- - Tuesday, April 10, 2018

ANALYSIS/OPINION:

As I read the obituary in the newspaper on March 29 citing the death of renowned sculptor Frank Gaylord, my thoughts drifted back to that day several years ago when I was first exposed to his work. Mr. Gaylord created the 19 statues that are depicted in what many regard as the most beautiful and haunting of all the war memorials in Washington, D.C.

Most who have seen it are struck by the stark beauty of its realism. The memorial depicts a walking and weary platoon of 19 soldiers. These steel statues, with their helmets, guns, boots and ponchos, are so accurately sculpted that you almost expect them to take a step forward. “There is fatigue and alertness everywhere you look,” Washington Post architecture critic Benjamin Forgey wrote in 1995. “These ghostly soldiers in their windblown ponchos seem intensely real.”

But it’s their faces that haunt you, for they depict the faces of war: Looks of determination, fear, loneliness and grim resolve that Mr. Gaylord brilliantly captured. I’d seen these faces before. My father was burdened with them on the rare occasions he talked of a certain place that his generation was asked to defend. That place was Korea, and Mr. Gaylord’s statues are part of the National Korean War Veterans Memorial.

The war is often referred to as “The Forgotten War,” and it’s easy to see why. While the conflict was raging from 1950 to 1953, it was not uncommon for newspapers to relegate stories from Korea to the back pages. With the horrific memories of WWII still fresh in their minds, Americans didn’t want to deal with the harsh realities of this new conflict.

The soldiers returning from Korea were greeted with little fanfare here in the U.S. When my father returned in 1952, the first thing my grandfather asked him was if he had a job lined up. My dad told me “that’s just the way it was back then,” and like the other returning soldiers, he very quickly and quietly merged back into society. History books now barely mention it, and many young people know nothing about it.



With a determination and resolve characteristic of their generation, the veterans of the Korean War waged one of the fiercest fights in the annals of U.S. military history. In a conflict that witnessed American and Communist forces meeting each other on the battlefield for the first time, both armies hurled each other up and down the Korean peninsula. The battles were often as brutal as the harsh Korean winters.

After enduring some initial defeats at the hands of the Communist North Korean and Chinese armies, the U.S. and U.N. forces, under the brilliant command of Gen. Matthew Ridgway, began to turn the tide of battle in early 1951. American-led U.N. soldiers repeatedly routed the massive “human wave” assaults of the North Koreans and Chinese, and after a prolonged stalemate, an armistice was eventually signed in 1953. The South Koreans remain free to this day, and their nation is among the most prosperous in Asia.

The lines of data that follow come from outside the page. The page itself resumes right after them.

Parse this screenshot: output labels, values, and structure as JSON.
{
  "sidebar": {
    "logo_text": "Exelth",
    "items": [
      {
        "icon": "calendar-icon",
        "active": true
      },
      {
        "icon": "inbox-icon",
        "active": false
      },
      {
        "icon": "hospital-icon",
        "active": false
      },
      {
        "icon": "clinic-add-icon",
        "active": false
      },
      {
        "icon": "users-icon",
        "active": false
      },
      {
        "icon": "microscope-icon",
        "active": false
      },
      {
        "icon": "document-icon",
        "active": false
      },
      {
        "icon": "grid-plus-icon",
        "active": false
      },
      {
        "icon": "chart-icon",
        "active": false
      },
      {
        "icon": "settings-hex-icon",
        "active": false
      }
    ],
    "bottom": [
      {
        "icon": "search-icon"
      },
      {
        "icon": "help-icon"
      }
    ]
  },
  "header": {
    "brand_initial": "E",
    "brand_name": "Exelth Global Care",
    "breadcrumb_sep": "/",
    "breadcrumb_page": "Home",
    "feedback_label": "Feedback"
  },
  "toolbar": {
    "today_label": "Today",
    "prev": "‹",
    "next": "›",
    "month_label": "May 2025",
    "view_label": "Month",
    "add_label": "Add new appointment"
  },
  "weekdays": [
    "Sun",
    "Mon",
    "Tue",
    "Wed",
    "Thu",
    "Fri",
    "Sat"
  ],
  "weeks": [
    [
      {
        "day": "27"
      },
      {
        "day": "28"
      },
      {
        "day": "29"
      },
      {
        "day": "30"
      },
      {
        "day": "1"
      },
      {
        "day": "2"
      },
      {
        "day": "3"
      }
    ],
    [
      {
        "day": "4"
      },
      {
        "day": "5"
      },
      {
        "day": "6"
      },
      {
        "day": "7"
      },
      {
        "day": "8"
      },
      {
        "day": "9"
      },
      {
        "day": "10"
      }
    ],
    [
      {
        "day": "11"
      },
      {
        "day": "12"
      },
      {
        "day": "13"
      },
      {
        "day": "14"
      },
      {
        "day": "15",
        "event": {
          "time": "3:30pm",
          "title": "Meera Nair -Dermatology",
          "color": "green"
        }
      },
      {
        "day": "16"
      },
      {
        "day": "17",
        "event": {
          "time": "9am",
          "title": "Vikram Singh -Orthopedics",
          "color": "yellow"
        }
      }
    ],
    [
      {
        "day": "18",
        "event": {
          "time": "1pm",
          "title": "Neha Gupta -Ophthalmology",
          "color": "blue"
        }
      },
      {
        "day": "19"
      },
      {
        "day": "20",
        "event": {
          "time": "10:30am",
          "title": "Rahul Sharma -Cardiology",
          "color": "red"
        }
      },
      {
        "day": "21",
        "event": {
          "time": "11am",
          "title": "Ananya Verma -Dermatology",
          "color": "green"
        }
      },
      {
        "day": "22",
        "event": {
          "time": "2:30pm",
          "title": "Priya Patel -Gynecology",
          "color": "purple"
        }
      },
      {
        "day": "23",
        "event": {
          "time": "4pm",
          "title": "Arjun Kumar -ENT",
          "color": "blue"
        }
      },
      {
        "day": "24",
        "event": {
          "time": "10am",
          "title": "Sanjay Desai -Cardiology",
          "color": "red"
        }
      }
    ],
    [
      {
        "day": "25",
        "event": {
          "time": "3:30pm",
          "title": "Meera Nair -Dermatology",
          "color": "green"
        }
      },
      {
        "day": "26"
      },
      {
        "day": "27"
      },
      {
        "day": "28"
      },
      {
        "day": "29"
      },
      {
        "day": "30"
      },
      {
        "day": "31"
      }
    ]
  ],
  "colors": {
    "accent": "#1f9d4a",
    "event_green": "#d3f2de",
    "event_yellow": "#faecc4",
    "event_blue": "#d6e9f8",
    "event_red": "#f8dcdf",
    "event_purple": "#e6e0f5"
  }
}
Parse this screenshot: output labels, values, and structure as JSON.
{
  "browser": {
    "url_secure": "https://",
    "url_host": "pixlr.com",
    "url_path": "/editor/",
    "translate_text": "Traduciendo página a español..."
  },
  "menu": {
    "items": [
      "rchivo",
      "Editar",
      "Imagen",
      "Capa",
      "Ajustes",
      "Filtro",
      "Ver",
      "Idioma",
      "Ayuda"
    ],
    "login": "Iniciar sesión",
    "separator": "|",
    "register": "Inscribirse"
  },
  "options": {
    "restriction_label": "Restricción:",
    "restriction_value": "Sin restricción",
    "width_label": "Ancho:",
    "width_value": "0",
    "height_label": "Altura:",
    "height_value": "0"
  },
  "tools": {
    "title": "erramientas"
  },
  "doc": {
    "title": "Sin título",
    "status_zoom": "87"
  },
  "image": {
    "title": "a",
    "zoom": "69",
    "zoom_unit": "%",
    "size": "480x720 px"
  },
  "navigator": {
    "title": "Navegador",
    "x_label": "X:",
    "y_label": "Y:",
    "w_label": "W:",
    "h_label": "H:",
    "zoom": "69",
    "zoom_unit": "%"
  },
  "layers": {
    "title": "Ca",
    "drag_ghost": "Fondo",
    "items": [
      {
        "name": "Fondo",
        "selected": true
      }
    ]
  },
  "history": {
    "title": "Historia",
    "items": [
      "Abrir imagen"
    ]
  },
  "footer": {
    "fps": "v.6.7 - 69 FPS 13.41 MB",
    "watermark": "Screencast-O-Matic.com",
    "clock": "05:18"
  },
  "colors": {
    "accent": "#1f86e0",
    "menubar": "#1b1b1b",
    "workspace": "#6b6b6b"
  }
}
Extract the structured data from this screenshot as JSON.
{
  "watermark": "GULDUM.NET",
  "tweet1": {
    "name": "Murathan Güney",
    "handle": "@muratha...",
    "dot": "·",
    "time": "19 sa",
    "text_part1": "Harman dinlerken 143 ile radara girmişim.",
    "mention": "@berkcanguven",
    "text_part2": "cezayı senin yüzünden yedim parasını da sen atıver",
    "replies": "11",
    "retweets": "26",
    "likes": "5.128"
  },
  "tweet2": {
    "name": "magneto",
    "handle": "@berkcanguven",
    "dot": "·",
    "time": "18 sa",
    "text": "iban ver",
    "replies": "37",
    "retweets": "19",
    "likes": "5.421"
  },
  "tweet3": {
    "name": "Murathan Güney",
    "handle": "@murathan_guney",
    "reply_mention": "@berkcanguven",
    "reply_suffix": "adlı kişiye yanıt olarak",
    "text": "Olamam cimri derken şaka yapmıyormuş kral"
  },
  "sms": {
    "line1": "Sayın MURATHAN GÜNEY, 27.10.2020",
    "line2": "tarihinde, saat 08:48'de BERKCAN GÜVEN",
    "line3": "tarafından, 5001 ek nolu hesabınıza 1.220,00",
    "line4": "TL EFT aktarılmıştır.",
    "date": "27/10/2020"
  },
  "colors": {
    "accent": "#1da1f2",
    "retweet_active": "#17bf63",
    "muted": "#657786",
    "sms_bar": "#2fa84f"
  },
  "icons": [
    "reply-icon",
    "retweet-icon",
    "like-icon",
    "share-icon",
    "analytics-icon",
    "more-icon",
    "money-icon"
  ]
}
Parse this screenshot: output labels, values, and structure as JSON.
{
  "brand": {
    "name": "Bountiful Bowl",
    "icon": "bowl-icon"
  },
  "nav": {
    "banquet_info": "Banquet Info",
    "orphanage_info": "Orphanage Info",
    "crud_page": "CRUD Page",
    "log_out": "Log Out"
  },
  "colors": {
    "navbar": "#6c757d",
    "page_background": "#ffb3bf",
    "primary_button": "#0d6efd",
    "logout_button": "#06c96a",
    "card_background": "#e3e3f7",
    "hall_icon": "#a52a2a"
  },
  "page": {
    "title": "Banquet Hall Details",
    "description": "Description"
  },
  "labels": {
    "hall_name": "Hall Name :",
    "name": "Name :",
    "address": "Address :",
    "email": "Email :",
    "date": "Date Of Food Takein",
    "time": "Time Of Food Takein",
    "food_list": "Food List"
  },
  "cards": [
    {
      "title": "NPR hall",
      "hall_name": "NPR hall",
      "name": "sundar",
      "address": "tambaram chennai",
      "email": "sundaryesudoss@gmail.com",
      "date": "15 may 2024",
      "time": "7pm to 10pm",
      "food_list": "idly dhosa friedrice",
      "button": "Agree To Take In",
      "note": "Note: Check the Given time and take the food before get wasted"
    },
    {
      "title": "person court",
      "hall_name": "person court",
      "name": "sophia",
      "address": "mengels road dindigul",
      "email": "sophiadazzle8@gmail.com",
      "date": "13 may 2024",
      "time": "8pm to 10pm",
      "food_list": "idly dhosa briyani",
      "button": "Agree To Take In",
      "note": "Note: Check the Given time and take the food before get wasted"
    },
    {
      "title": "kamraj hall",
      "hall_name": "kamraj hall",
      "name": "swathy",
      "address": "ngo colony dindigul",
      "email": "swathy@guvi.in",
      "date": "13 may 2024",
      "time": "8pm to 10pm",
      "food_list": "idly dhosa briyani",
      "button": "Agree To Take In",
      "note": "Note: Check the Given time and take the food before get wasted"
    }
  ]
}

Throughout the duration of the Cold War, Communist leaders surely remembered the “bloody nose” they received in Korea and set a much less aggressive agenda in the subsequent years that followed. Many historians now believe that the seeds of our eventual Cold War victory were sewn on the battlefields of Korea. Perhaps the most enduring tribute to the Korean War veterans was given by British military historian Max Hastings in his seminal book, “The Korean War”:

“The men who turned the tide on the battlefield in Korea in the first weeks of 1951 may have also saved the world from the nightmare of a new Hiroshima in Asia.”

The brother of a GI killed during the war told me that he hates the term “The Forgotten War.” He said, “My brother is not forgotten, and there’s not a day that goes by that my family and I don’t think about him.” The time has come for all of us to remember the Korean War, and its importance in U.S. history. The United States emerged triumphant from the bitter ashes of the Cold War, but the first steps toward that victory were tread over 65 years ago by American soldiers on the often frozen ground of the Korean peninsula.

2018 marks the 65th anniversary of the end of the Korean War. If you ever get the opportunity, visit the Korean War Veterans Memorial in Washington, D.C., and remember the men who fought there so long ago. And if you happen to see some older gentlemen there, with the same haunting faces as the statues, let them know that they’re not forgotten.

Chris Gibbons is a Philadelphia writer. [email protected]

Sign up for Daily Opinion Newsletter

Copyright © 2019 The Washington Times, LLC. Click here for reprint permission.

The Washington Times Comment Policy

The Washington Times welcomes your comments on Spot.im, our third-party provider. Please read our Comment Policy before commenting.

 

Click to Read More and View Comments

Click to Hide